The popular and ever-elegantly coiffed French moral philosopher Bernard-Henri Lévy has weighed in at Huffington Post with a passionate defense of Pope Benedict XVI from the many accusations (including a few of my own) that he’s no friend of the Jews. It seems to me he makes a few points worth considering.
As soon as he was elected, the accusations of “ultraconservatism,” taken up in a loop by the media, began — as though a pope could, in fact, be anything but “conservative
Texts have been quite simply distorted, regarding his trip to Auschwitz in 2006, for example, where it was asserted — and repeated, also in a loop, time blurring the memory of the event — that he paid homage to the 6 million Polish dead, victims of a mere “band of criminals”, without mentioning that half of them were Jews. (The falsehood is downright staggering, considering that, on that day, Benedict XVI plainly spoke of the attempt of the “powerful of the 3rd Reich” to “eliminate the Jewish people” from the “ranks of the nations of the earth” [cf Le Monde, 30 May 2006]).
What’s particularly unexpected is Lévy’s double-barreled defense of Pope Pius XII, along with some little-known facts about the playwright, Rolf Hochhuth, whose 1964 play “The Deputy” first brought Pius’s wartime behavior of public attention.
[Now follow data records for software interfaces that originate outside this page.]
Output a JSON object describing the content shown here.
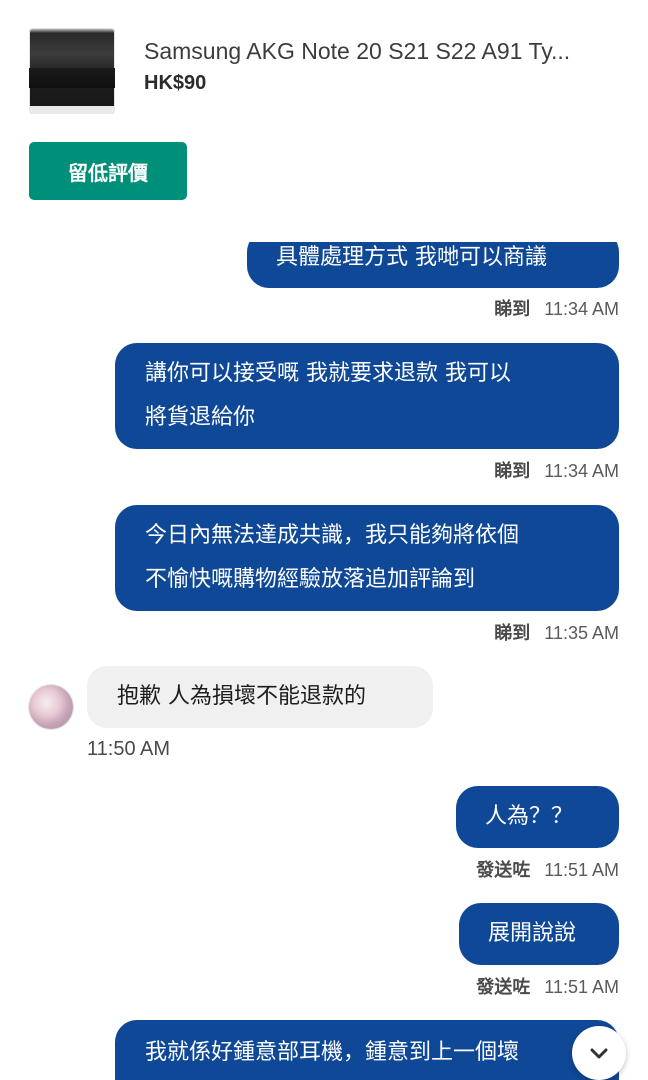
{
  "listing": {
    "title": "Samsung AKG Note 20 S21 S22 A91 Ty...",
    "price": "HK$90"
  },
  "actions": {
    "review_label": "留低評價"
  },
  "messages": [
    {
      "direction": "out",
      "lines": [
        "具體處理方式 我哋可以商議"
      ],
      "status": "睇到",
      "time": "11:34 AM"
    },
    {
      "direction": "out",
      "lines": [
        "講你可以接受嘅 我就要求退款 我可以",
        "將貨退給你"
      ],
      "status": "睇到",
      "time": "11:34 AM"
    },
    {
      "direction": "out",
      "lines": [
        "今日內無法達成共識，我只能夠將依個",
        "不愉快嘅購物經驗放落追加評論到"
      ],
      "status": "睇到",
      "time": "11:35 AM"
    },
    {
      "direction": "in",
      "lines": [
        "抱歉 人為損壞不能退款的"
      ],
      "time": "11:50 AM"
    },
    {
      "direction": "out",
      "lines": [
        "人為？？"
      ],
      "status": "發送咗",
      "time": "11:51 AM"
    },
    {
      "direction": "out",
      "lines": [
        "展開說說"
      ],
      "status": "發送咗",
      "time": "11:51 AM"
    },
    {
      "direction": "out",
      "lines": [
        "我就係好鍾意部耳機，鍾意到上一個壞"
      ]
    }
  ],
  "colors": {
    "accent": "#008f79",
    "outgoing_bubble": "#0f4897",
    "incoming_bubble": "#f0f0f0"
  },
  "icons": {
    "scroll_down": "chevron-down-icon"
  }
}
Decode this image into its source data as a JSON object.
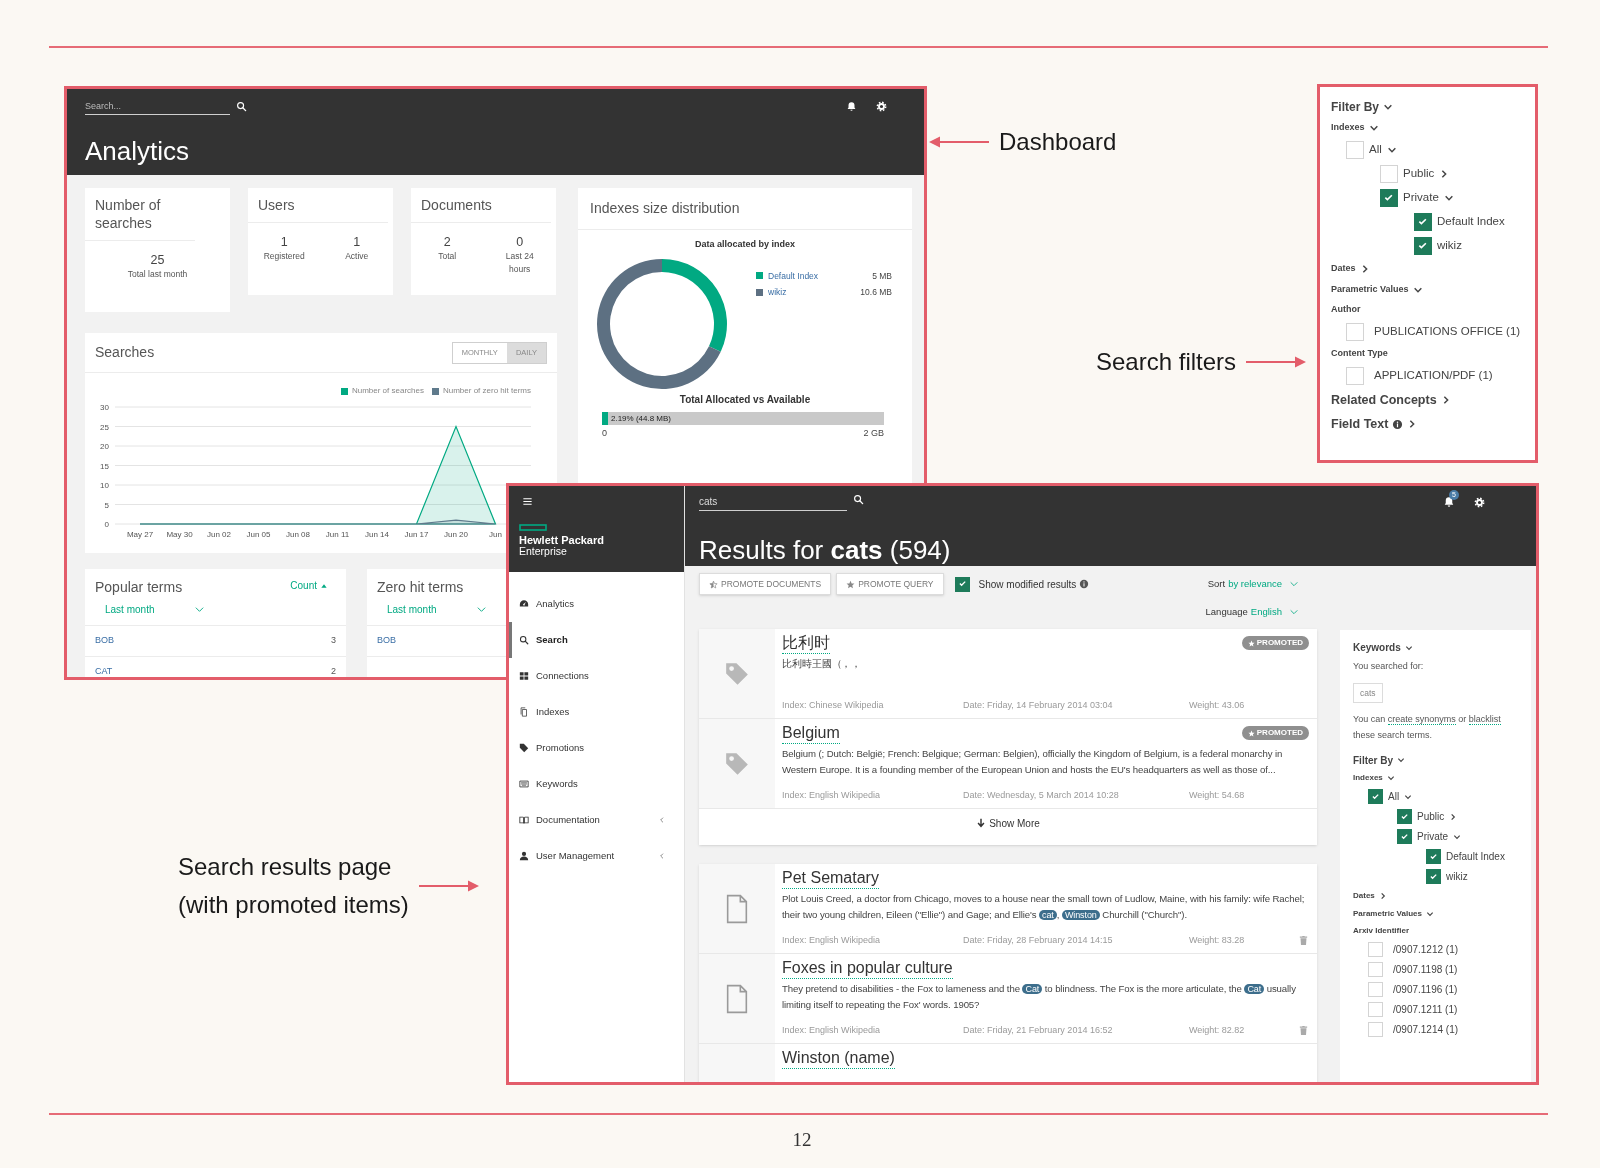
{
  "page": {
    "number": "12"
  },
  "annotations": [
    {
      "lines": [
        "Dashboard"
      ],
      "kind": "arrow-left"
    },
    {
      "lines": [
        "Search filters"
      ],
      "kind": "arrow-right"
    },
    {
      "lines": [
        "Search results page",
        "(with promoted items)"
      ],
      "kind": "arrow-right"
    }
  ],
  "dashboard": {
    "search": {
      "placeholder": "Search..."
    },
    "title": "Analytics",
    "stat_cards": [
      {
        "title": "Number of searches",
        "stats": [
          {
            "value": "25",
            "label": "Total last month"
          }
        ]
      },
      {
        "title": "Users",
        "stats": [
          {
            "value": "1",
            "label": "Registered"
          },
          {
            "value": "1",
            "label": "Active"
          }
        ]
      },
      {
        "title": "Documents",
        "stats": [
          {
            "value": "2",
            "label": "Total"
          },
          {
            "value": "0",
            "label": "Last 24 hours"
          }
        ]
      }
    ],
    "searches": {
      "title": "Searches",
      "toggle": [
        {
          "label": "MONTHLY",
          "selected": false
        },
        {
          "label": "DAILY",
          "selected": true
        }
      ],
      "chart_data": {
        "type": "area",
        "categories": [
          "May 27",
          "May 30",
          "Jun 02",
          "Jun 05",
          "Jun 08",
          "Jun 11",
          "Jun 14",
          "Jun 17",
          "Jun 20",
          "Jun"
        ],
        "series": [
          {
            "name": "Number of searches",
            "color": "#01a982",
            "values": [
              0,
              0,
              0,
              0,
              0,
              0,
              0,
              0,
              25,
              0
            ]
          },
          {
            "name": "Number of zero hit terms",
            "color": "#5f7a8c",
            "values": [
              0,
              0,
              0,
              0,
              0,
              0,
              0,
              0,
              1,
              0
            ]
          }
        ],
        "ylim": [
          0,
          30
        ],
        "yticks": [
          0,
          5,
          10,
          15,
          20,
          25,
          30
        ],
        "grid": true,
        "legend": "top"
      }
    },
    "indexes": {
      "title": "Indexes size distribution",
      "chart_data": {
        "type": "donut",
        "title": "Data allocated by index",
        "categories": [
          "Default Index",
          "wikiz"
        ],
        "values": [
          5,
          10.6
        ],
        "value_labels": [
          "5 MB",
          "10.6 MB"
        ],
        "legend": "right"
      },
      "usage": {
        "title": "Total Allocated vs Available",
        "label": "2.19% (44.8 MB)",
        "level": 0.0219,
        "min": "0",
        "max": "2 GB"
      }
    },
    "popular_terms": {
      "title": "Popular terms",
      "sort": "Count",
      "period": "Last month",
      "rows": [
        {
          "term": "BOB",
          "count": "3"
        },
        {
          "term": "CAT",
          "count": "2"
        }
      ]
    },
    "zero_hit_terms": {
      "title": "Zero hit terms",
      "period": "Last month",
      "rows": [
        {
          "term": "BOB"
        }
      ]
    }
  },
  "filters_panel": {
    "title": "Filter By",
    "expanded": true,
    "indexes": {
      "label": "Indexes",
      "expanded": true,
      "tree": [
        {
          "label": "All",
          "checked": false,
          "expanded": true,
          "children": [
            {
              "label": "Public",
              "checked": false,
              "expanded": false
            },
            {
              "label": "Private",
              "checked": true,
              "expanded": true,
              "children": [
                {
                  "label": "Default Index",
                  "checked": true
                },
                {
                  "label": "wikiz",
                  "checked": true
                }
              ]
            }
          ]
        }
      ]
    },
    "dates": {
      "label": "Dates",
      "expanded": false
    },
    "parametric": {
      "label": "Parametric Values",
      "expanded": true,
      "fields": [
        {
          "label": "Author",
          "values": [
            {
              "label": "PUBLICATIONS OFFICE (1)",
              "checked": false
            }
          ]
        },
        {
          "label": "Content Type",
          "values": [
            {
              "label": "APPLICATION/PDF (1)",
              "checked": false
            }
          ]
        }
      ]
    },
    "extras": [
      {
        "label": "Related Concepts",
        "expanded": false,
        "info": false
      },
      {
        "label": "Field Text",
        "expanded": false,
        "info": true
      }
    ]
  },
  "results_page": {
    "brand": {
      "name": "Hewlett Packard",
      "sub": "Enterprise"
    },
    "search": {
      "value": "cats"
    },
    "notifications": "5",
    "title": "Results for **cats** (594)",
    "nav": [
      {
        "label": "Analytics",
        "selected": false,
        "has_submenu": false
      },
      {
        "label": "Search",
        "selected": true,
        "has_submenu": false
      },
      {
        "label": "Connections",
        "selected": false,
        "has_submenu": false
      },
      {
        "label": "Indexes",
        "selected": false,
        "has_submenu": false
      },
      {
        "label": "Promotions",
        "selected": false,
        "has_submenu": false
      },
      {
        "label": "Keywords",
        "selected": false,
        "has_submenu": false
      },
      {
        "label": "Documentation",
        "selected": false,
        "has_submenu": true
      },
      {
        "label": "User Management",
        "selected": false,
        "has_submenu": true
      }
    ],
    "toolbar": {
      "buttons": [
        "PROMOTE DOCUMENTS",
        "PROMOTE QUERY"
      ],
      "show_modified": {
        "label": "Show modified results",
        "checked": true
      },
      "sort": {
        "label": "Sort",
        "value": "by relevance"
      },
      "language": {
        "label": "Language",
        "value": "English"
      }
    },
    "result_groups": [
      {
        "items": [
          {
            "kind": "promotion",
            "title": "比利时",
            "badge": "PROMOTED",
            "snippet": [
              {
                "text": "比利時王國（，，"
              }
            ],
            "index": "Index: Chinese Wikipedia",
            "date": "Date: Friday, 14 February 2014 03:04",
            "weight": "Weight: 43.06"
          },
          {
            "kind": "promotion",
            "title": "Belgium",
            "badge": "PROMOTED",
            "snippet": [
              {
                "text": "Belgium (; Dutch: België; French: Belgique; German: Belgien), officially the Kingdom of Belgium, is a federal monarchy in Western Europe. It is a founding member of the European Union and hosts the EU's headquarters as well as those of..."
              }
            ],
            "index": "Index: English Wikipedia",
            "date": "Date: Wednesday, 5 March 2014 10:28",
            "weight": "Weight: 54.68"
          }
        ],
        "show_more": "Show More"
      },
      {
        "items": [
          {
            "kind": "document",
            "title": "Pet Sematary",
            "snippet": [
              {
                "text": "Plot Louis Creed, a doctor from Chicago, moves to a house near the small town of Ludlow, Maine, with his family: wife Rachel; their two young children, Eileen (\"Ellie\") and Gage; and Ellie's "
              },
              {
                "text": "cat",
                "highlight": true
              },
              {
                "text": ", "
              },
              {
                "text": "Winston",
                "highlight": true
              },
              {
                "text": " Churchill (\"Church\")."
              }
            ],
            "index": "Index: English Wikipedia",
            "date": "Date: Friday, 28 February 2014 14:15",
            "weight": "Weight: 83.28"
          },
          {
            "kind": "document",
            "title": "Foxes in popular culture",
            "snippet": [
              {
                "text": "They pretend to disabilities - the Fox to lameness and the "
              },
              {
                "text": "Cat",
                "highlight": true
              },
              {
                "text": " to blindness. The Fox is the more articulate, the "
              },
              {
                "text": "Cat",
                "highlight": true
              },
              {
                "text": " usually limiting itself to repeating the Fox' words. 1905?"
              }
            ],
            "index": "Index: English Wikipedia",
            "date": "Date: Friday, 21 February 2014 16:52",
            "weight": "Weight: 82.82"
          },
          {
            "title": "Winston (name)"
          }
        ]
      }
    ],
    "side_panel": {
      "keywords": {
        "title": "Keywords",
        "expanded": true,
        "searched_label": "You searched for:",
        "term": "cats",
        "note": [
          {
            "text": "You can "
          },
          {
            "text": "create synonyms",
            "link": true
          },
          {
            "text": " or "
          },
          {
            "text": "blacklist",
            "link": true
          },
          {
            "text": " these search terms."
          }
        ]
      },
      "filter": {
        "title": "Filter By",
        "expanded": true,
        "indexes": {
          "label": "Indexes",
          "expanded": true,
          "tree": [
            {
              "label": "All",
              "checked": true,
              "expanded": true,
              "children": [
                {
                  "label": "Public",
                  "checked": true,
                  "expanded": false
                },
                {
                  "label": "Private",
                  "checked": true,
                  "expanded": true,
                  "children": [
                    {
                      "label": "Default Index",
                      "checked": true
                    },
                    {
                      "label": "wikiz",
                      "checked": true
                    }
                  ]
                }
              ]
            }
          ]
        },
        "dates": {
          "label": "Dates",
          "expanded": false
        },
        "parametric": {
          "label": "Parametric Values",
          "expanded": true,
          "fields": [
            {
              "label": "Arxiv Identifier",
              "values": [
                {
                  "label": "/0907.1212 (1)",
                  "checked": false
                },
                {
                  "label": "/0907.1198 (1)",
                  "checked": false
                },
                {
                  "label": "/0907.1196 (1)",
                  "checked": false
                },
                {
                  "label": "/0907.1211 (1)",
                  "checked": false
                },
                {
                  "label": "/0907.1214 (1)",
                  "checked": false
                }
              ]
            }
          ]
        }
      }
    }
  }
}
Here’s a piece of it:
And, as for the affair of Pius XII…
If need be, I shall go back over the very complex affair of Pius XII.
I shall go back over the case of Rolf Hochhuth, author of the famous work, The Deputy, the genesis of the polemic regarding the “silences of Pius XII”, in 1963.
And I shall go back over the particular fact that this burning dispenser of justice is, as a matter of fact, a negationist, often condemned as such (notably by Paul Spiegel, the now-deceased former president of the Central Council of Jews in Germany), whose last provocative act consisted of defending David Irving, who denies the existence of gas chambers, in an interview with the extreme right wing weekly Die Junge Freiheit five years ago.
For the time being, I would just like to recall (as has Laurent Dispot in La Règle. du Jeu, the review I edit), that in 1937, when the terrible Pius XII was still just Cardinal Pacelli, he co-authored the encyclical With Burning Anxiety, which today still remains one of the firmest and most eloquent of anti-Nazi manifestos.
For the time being, we owe it to historical accuracy to point out that, before engaging in clandestine action, opening—without saying so—his convents to Roman Jews hunted by the fascist bullies, the silent Pius XII made a number of speeches broadcast by radio, in particular at Christmas of 1941 and 1942.
After his death, they earned him the praise of Golda Meir, who knew the value of the spoken word and was not afraid to declare that “during ten years of Nazi terror, while our people suffered in dreadful agony, the Pope raised his voice to condemn the executioners”.
Not least, here is how Lévy responds to Benedict’s much-criticized visit to the central synagogue in Rome a week ago:
When he bowed his head in silence before the wreath of red roses placed before the plaque commemorating the martyrdom of 1021 deported Roman Jews, Benedict XVI was only doing his. duty, but he did it.
When Benedict XVI paid homage to the “faces” of these “men, women and children” rounded up as part of the project of “extermination of the people of the Covenant of Moses,” he was stating the obvious, but he said it.
When Benedict XVI reiterates, word for word, the terms of John Paul II’s prayer at the Wailing Wall a decade ago, when Benedict XVI then asks “forgiveness” of the Jewish people, long the subject of pogroms inspired by the furor of an antisemitism essentially Catholic in nature and this, again, by reading John Paul II’s own words, it is time to stop repeating, like braying donkeys, that he is not going as far as his predecessor.